Imagine arriving at the bedside of a patient who has taken a massive overdose of a tricyclic. Though you are well trained and utterly prepared to treat the wide complex tachycardia that appears before your eyes, your Pyxis is bare and there is no bicarb to be had. Luckily, all you have to do is calculate the equivalent millimoles of sodium found in a “Hot Salt” formulation and give that. Or, keep reading for tips and tricks to avoid the math and find an easier alternative.
For anyone who has read articles about the negative aspects of patient experience and satisfaction, such as The Atlantic piece The Problem With Satisfied Patients or the op-ed Death by Patient Experience in the ER, embracing patient experience may seem absurd. As medicine has slowly evolved from paternalism to mutual autonomy or shared-decision making, more and more feel that the pendulum has swung too far. They fear that healthcare now too closely resembles a service industry. Patient experience or “satisfaction” is interpreted to mean “the customer is always right”. You may have heard Burger King’s slogan of “Have It Your Way” (or “You Can’t Have It Your Way”) thrown around jokingly.

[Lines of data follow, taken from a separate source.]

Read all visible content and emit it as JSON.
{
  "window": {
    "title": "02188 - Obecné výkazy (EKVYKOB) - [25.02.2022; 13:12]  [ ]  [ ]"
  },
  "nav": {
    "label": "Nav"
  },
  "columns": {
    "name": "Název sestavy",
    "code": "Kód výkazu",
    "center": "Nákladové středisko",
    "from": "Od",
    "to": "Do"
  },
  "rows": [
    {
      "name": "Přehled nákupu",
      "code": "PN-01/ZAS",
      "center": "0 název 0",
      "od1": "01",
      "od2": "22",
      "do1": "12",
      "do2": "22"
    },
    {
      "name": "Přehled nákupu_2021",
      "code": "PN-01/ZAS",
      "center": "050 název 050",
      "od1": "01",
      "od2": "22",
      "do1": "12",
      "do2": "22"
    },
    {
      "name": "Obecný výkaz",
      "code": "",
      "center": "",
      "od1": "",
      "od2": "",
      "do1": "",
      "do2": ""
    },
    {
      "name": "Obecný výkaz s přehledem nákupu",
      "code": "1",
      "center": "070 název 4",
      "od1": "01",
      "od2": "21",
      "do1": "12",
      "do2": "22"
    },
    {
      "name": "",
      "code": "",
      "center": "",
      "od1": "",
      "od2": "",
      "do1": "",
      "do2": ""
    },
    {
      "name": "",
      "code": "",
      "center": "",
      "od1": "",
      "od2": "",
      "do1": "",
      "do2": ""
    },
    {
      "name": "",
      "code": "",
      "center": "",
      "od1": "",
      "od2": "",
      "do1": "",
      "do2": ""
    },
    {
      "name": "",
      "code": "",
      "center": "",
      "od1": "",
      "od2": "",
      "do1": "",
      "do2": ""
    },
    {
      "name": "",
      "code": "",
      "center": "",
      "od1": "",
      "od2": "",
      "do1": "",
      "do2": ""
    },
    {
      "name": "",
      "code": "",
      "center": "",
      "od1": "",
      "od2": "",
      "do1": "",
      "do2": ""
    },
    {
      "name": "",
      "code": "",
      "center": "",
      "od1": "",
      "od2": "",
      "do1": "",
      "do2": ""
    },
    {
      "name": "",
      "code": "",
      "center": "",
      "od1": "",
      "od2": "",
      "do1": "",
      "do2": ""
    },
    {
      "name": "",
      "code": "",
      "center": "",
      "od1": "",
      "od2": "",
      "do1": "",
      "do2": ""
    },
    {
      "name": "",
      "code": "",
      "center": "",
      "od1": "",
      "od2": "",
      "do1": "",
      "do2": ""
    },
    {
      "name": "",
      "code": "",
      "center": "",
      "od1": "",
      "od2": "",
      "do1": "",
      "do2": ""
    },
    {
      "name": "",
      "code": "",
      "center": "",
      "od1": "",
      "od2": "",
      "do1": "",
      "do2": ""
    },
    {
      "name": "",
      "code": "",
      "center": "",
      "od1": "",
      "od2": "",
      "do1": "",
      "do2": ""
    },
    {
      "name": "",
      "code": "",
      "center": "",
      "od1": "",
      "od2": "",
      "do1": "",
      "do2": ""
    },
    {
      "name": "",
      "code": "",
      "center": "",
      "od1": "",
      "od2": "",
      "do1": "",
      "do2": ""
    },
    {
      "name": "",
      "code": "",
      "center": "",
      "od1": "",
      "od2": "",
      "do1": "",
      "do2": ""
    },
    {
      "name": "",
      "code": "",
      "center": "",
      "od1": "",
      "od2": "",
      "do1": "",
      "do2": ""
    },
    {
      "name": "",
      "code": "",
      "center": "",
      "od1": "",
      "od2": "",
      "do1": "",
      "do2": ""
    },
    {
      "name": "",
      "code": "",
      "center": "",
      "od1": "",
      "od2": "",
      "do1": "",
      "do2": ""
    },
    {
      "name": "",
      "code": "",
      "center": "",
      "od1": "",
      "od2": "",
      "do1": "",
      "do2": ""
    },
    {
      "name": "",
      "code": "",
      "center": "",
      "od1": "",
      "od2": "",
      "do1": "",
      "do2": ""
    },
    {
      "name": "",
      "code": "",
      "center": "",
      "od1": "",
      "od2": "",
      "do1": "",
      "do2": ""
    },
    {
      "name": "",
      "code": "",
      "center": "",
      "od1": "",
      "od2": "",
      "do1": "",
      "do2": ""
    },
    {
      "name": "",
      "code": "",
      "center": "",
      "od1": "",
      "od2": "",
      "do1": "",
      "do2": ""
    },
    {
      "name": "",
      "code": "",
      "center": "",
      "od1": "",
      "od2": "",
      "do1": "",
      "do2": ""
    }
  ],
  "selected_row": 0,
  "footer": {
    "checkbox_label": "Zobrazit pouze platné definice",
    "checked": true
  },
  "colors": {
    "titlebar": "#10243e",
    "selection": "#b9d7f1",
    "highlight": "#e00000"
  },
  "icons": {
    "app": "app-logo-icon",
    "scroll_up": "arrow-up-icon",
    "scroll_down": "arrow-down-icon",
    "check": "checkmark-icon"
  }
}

Having read the aforementioned articles, one would be forgiven for assuming that patient experience efforts will result in mutually assured destruction: poor care for patients and high levels of burn-out for physicians.
To those of you who take the time to skim this first paragraph to see whether you will read the whole article, thank you. In my next two articles, I want to address why many physicians hate the term “patient experience”, why every physician intuitively knows what is fundamental to a good patient experience, and why patient experience is actually why we went into medicine. First, I put forth for your review the following Facebook post that I saw on Physician Mom’s Group, a Facebook group of over 76,000 physician moms. I reached out to the author for permission to share it with you all.
The fab five…the fearless five…the faithful five. This group of five Methodist ED physicians will answer any call—and this year, they’re celebrating 20 years of service in the IU Health Methodist Hospital Emergency Department. Bart Besinger, MD, Christian Strachan, MD, Julie Welch, MD, Edward Bartkus, MD, and Christopher Weaver, MD, recently answered some questions about what attracted them to a career in emergency medicine, the rewards of working in Methodist’s Level I Trauma Center and their most memorable moments from the past 20 years.
“As emergency medicine physicians, we never know from one day to the next what we’ll be doing—suturing a laceration or something that has the potential to save a life,” Taylor said. “And when we can save a life—it’s beautiful.” Read more to learn how Dr. Gregory Taylor developed his passion for medicine at a young age.